In conclusion, Veolia’s proposal runs the risk of weakening the two groups, of causing them to miss the opportunity of a green economic recovery and, beyond that, of depriving regional and local authorities of the benefits brought about by competition between two world leaders.

A merger between SUEZ and Veolia would mean weaker competition and a reduced capacity for innovation...

If we want France to preserve its leadership, we must avoid losing a flagship of French industrial expertise. Environmental activities demand a high degree of specialisation, operational excellence and a race for innovation. This implies a strategy based on skills and selective, targeted growth, not a strategy based on size.

Veolia’s project, if implemented, would affect competition in several countries (including France) and innovation capacity; it could ultimately have an impact on the price and quality of the essential services provided to the public. As explained by Sébastien Liarte, professor, “It’s competition that pushes Veolia and SUEZ to innovate, reduce costs and increase productivity. Without this competitive pressure, why would the new entity even try to make efforts in the areas of innovation, price or safety (...)" (Opinion piece published in La Tribune, 11 September 2020).

Veolia’s project is not welcome. This is apparent, for example, in the reaction published in a press release on 9 October 2020 to the Paris court’s interim decision (9 October 2020) suspending the purchase of SUEZ shares by Veolia, because the personnel representatives had not been consulted. Veolia claimed that blaming Veolia for failing to organise such a consultation was "perfectly ludicrous" .

... and would have serious implications in terms of employment

It seems most unlikely that the merger of the two companies would be without social casualties. We asked a consulting firm to assess the social impacts of this project; they estimate that between 4,000 and 5,000 jobs would be lost in France and almost twice as many worldwide. Such a project cannot be implemented without eliminating duplicate positions in support functions, sales development teams, and of course regional management teams.

Politicians show concern over Veolia’s project

Elected officials stand against the project in the name of employment and competition
In the midst of the current health crisis, elected officials express doubts about Veolia’s project and its consequences, which might result in higher prices and lower service quality for essential services.

Mayors express unease about this operation 

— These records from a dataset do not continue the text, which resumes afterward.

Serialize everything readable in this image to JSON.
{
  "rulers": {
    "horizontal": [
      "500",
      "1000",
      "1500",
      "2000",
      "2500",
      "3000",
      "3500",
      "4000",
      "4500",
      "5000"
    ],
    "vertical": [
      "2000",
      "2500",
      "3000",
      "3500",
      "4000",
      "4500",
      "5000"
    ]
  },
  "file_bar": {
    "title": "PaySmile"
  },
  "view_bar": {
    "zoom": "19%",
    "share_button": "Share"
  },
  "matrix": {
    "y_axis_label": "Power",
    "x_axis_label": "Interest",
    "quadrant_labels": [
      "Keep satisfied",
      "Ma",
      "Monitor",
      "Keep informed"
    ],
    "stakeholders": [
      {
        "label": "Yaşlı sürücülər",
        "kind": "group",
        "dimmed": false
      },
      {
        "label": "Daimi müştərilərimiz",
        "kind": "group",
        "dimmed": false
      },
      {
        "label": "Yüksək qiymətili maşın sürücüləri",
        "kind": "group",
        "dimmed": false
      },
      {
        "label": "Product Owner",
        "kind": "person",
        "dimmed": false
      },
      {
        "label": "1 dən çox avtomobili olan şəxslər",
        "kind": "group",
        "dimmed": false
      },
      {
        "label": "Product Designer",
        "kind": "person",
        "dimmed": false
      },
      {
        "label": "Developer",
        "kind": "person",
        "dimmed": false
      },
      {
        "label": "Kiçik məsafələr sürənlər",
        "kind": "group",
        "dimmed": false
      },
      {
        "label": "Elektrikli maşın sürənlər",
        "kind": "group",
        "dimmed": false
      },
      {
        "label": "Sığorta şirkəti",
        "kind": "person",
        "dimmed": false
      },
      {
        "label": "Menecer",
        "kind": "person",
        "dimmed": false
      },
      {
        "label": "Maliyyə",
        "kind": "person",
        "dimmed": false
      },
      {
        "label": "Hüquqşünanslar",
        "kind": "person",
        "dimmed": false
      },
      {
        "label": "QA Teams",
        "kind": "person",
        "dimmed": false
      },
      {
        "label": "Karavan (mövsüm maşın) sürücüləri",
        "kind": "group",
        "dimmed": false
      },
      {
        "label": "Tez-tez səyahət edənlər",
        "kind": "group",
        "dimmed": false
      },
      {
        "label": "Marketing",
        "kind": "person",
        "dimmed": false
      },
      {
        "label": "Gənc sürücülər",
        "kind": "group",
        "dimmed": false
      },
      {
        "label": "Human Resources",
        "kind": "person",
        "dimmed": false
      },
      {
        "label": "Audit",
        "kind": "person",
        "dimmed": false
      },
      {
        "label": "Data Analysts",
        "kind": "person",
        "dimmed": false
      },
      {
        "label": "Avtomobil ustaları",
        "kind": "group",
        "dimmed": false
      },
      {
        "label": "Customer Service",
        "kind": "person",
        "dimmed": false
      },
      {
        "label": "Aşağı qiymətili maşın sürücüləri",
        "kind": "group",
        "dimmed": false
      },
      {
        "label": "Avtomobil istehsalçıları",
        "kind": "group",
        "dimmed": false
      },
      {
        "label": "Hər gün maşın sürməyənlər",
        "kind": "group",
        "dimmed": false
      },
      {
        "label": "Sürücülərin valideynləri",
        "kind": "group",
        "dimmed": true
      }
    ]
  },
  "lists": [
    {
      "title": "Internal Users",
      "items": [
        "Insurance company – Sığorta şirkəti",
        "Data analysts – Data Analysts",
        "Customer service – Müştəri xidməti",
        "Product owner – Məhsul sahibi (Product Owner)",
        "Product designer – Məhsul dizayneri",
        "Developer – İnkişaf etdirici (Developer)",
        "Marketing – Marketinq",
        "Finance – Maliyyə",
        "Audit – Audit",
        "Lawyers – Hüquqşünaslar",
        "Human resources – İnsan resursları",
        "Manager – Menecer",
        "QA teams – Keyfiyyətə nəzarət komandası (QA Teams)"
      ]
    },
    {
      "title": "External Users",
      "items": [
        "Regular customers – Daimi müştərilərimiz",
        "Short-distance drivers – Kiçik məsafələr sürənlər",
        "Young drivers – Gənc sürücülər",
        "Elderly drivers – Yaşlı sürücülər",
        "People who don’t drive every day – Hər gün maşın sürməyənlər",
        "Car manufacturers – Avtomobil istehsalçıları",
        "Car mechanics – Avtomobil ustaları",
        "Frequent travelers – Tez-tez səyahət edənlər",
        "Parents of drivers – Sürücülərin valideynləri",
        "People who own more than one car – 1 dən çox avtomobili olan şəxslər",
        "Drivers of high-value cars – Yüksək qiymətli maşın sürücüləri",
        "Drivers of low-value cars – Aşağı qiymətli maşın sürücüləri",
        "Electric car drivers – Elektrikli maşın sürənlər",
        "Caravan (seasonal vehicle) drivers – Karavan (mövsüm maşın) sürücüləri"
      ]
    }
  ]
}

76% of elected officials fear that the price of water and sanitation services would increase if the SUEZ / Veolia merger went ahead (IFOP study for SUEZ, November 2020). 60% consider that the merger of Veolia and SUEZ would have generally negative effects for local authorities in the coming years.